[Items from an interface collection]
+ + + + + + +

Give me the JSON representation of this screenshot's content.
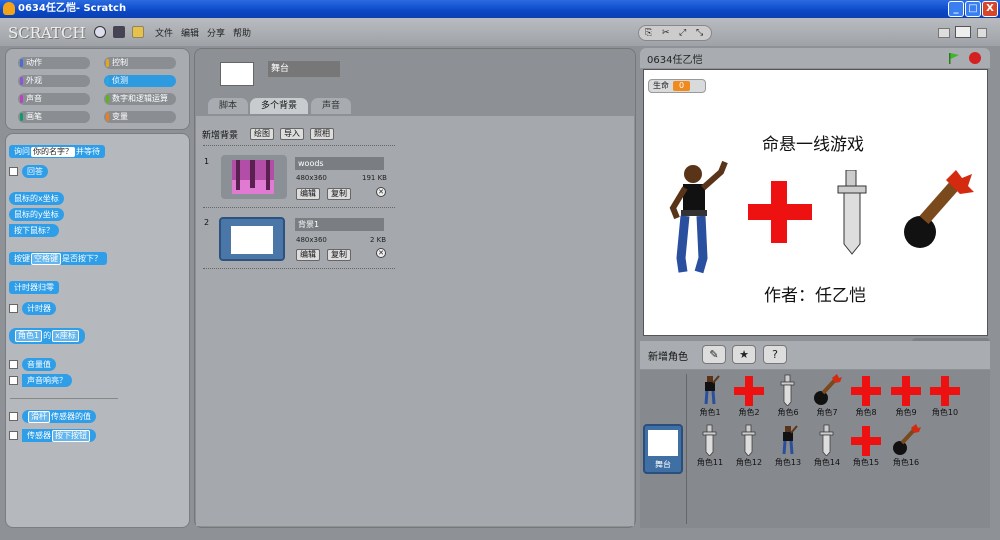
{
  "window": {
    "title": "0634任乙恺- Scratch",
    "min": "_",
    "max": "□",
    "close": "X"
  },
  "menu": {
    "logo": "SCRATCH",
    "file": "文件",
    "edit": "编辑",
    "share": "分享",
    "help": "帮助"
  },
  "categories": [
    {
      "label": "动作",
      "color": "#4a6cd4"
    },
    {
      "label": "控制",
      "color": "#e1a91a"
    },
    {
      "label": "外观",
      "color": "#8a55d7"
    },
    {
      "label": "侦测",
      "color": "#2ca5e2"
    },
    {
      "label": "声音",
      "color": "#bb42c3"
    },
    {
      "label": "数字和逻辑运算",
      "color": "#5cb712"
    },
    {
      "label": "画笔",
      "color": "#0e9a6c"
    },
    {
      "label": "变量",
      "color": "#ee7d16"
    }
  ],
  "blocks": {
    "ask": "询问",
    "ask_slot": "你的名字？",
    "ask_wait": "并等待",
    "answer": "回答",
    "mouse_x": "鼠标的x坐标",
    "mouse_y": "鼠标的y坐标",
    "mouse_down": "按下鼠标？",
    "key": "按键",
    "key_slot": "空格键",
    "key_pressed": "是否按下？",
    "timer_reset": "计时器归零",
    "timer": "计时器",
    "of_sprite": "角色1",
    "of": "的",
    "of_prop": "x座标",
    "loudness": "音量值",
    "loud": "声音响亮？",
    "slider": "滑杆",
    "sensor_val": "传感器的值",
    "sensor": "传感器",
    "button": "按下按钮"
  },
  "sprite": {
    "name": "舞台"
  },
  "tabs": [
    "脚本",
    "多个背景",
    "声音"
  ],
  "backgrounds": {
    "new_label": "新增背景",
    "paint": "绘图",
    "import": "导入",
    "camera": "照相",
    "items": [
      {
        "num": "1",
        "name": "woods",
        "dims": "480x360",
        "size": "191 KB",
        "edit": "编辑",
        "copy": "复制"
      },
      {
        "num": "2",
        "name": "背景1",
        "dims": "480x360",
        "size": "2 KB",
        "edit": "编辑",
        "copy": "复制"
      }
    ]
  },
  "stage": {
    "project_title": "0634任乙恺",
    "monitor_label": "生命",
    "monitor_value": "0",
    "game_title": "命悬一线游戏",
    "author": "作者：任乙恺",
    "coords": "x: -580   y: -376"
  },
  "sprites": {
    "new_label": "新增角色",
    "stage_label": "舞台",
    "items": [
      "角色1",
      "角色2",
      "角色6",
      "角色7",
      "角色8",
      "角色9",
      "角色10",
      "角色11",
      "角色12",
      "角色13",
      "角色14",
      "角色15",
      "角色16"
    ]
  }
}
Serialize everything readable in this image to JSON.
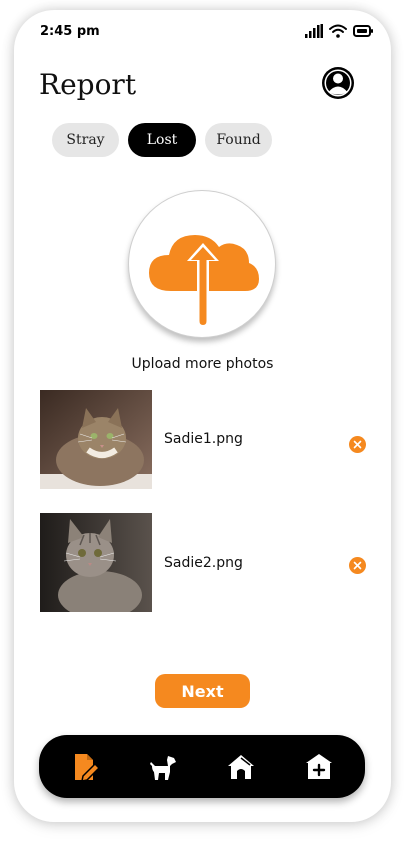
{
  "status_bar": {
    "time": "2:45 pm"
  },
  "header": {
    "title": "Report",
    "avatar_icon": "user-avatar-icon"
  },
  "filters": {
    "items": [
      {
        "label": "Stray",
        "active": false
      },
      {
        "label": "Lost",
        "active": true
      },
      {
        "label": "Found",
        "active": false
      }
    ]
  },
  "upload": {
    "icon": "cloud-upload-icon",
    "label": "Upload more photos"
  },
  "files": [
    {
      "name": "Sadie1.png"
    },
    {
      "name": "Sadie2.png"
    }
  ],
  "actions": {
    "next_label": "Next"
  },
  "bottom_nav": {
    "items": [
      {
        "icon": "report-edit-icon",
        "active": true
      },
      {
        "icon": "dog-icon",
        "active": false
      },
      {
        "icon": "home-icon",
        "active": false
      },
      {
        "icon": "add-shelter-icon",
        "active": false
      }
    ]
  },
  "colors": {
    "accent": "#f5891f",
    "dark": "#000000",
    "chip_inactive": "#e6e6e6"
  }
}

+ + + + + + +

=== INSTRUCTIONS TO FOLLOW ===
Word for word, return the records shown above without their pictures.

=== RESPONSE TO THE TASK ===
Give me the JSON representation of this screenshot's content.
{
  "window": {
    "title": "0634任乙恺- Scratch",
    "min": "_",
    "max": "□",
    "close": "X"
  },
  "menu": {
    "logo": "SCRATCH",
    "file": "文件",
    "edit": "编辑",
    "share": "分享",
    "help": "帮助"
  },
  "categories": [
    {
      "label": "动作",
      "color": "#4a6cd4"
    },
    {
      "label": "控制",
      "color": "#e1a91a"
    },
    {
      "label": "外观",
      "color": "#8a55d7"
    },
    {
      "label": "侦测",
      "color": "#2ca5e2"
    },
    {
      "label": "声音",
      "color": "#bb42c3"
    },
    {
      "label": "数字和逻辑运算",
      "color": "#5cb712"
    },
    {
      "label": "画笔",
      "color": "#0e9a6c"
    },
    {
      "label": "变量",
      "color": "#ee7d16"
    }
  ],
  "blocks": {
    "ask": "询问",
    "ask_slot": "你的名字？",
    "ask_wait": "并等待",
    "answer": "回答",
    "mouse_x": "鼠标的x坐标",
    "mouse_y": "鼠标的y坐标",
    "mouse_down": "按下鼠标？",
    "key": "按键",
    "key_slot": "空格键",
    "key_pressed": "是否按下？",
    "timer_reset": "计时器归零",
    "timer": "计时器",
    "of_sprite": "角色1",
    "of": "的",
    "of_prop": "x座标",
    "loudness": "音量值",
    "loud": "声音响亮？",
    "slider": "滑杆",
    "sensor_val": "传感器的值",
    "sensor": "传感器",
    "button": "按下按钮"
  },
  "sprite": {
    "name": "舞台"
  },
  "tabs": [
    "脚本",
    "多个背景",
    "声音"
  ],
  "backgrounds": {
    "new_label": "新增背景",
    "paint": "绘图",
    "import": "导入",
    "camera": "照相",
    "items": [
      {
        "num": "1",
        "name": "woods",
        "dims": "480x360",
        "size": "191 KB",
        "edit": "编辑",
        "copy": "复制"
      },
      {
        "num": "2",
        "name": "背景1",
        "dims": "480x360",
        "size": "2 KB",
        "edit": "编辑",
        "copy": "复制"
      }
    ]
  },
  "stage": {
    "project_title": "0634任乙恺",
    "monitor_label": "生命",
    "monitor_value": "0",
    "game_title": "命悬一线游戏",
    "author": "作者：任乙恺",
    "coords": "x: -580   y: -376"
  },
  "sprites": {
    "new_label": "新增角色",
    "stage_label": "舞台",
    "items": [
      "角色1",
      "角色2",
      "角色6",
      "角色7",
      "角色8",
      "角色9",
      "角色10",
      "角色11",
      "角色12",
      "角色13",
      "角色14",
      "角色15",
      "角色16"
    ]
  }
}
Serialize everything readable in this image to JSON.
{
  "status_bar": {
    "time": "2:45 pm"
  },
  "header": {
    "title": "Report",
    "avatar_icon": "user-avatar-icon"
  },
  "filters": {
    "items": [
      {
        "label": "Stray",
        "active": false
      },
      {
        "label": "Lost",
        "active": true
      },
      {
        "label": "Found",
        "active": false
      }
    ]
  },
  "upload": {
    "icon": "cloud-upload-icon",
    "label": "Upload more photos"
  },
  "files": [
    {
      "name": "Sadie1.png"
    },
    {
      "name": "Sadie2.png"
    }
  ],
  "actions": {
    "next_label": "Next"
  },
  "bottom_nav": {
    "items": [
      {
        "icon": "report-edit-icon",
        "active": true
      },
      {
        "icon": "dog-icon",
        "active": false
      },
      {
        "icon": "home-icon",
        "active": false
      },
      {
        "icon": "add-shelter-icon",
        "active": false
      }
    ]
  },
  "colors": {
    "accent": "#f5891f",
    "dark": "#000000",
    "chip_inactive": "#e6e6e6"
  }
}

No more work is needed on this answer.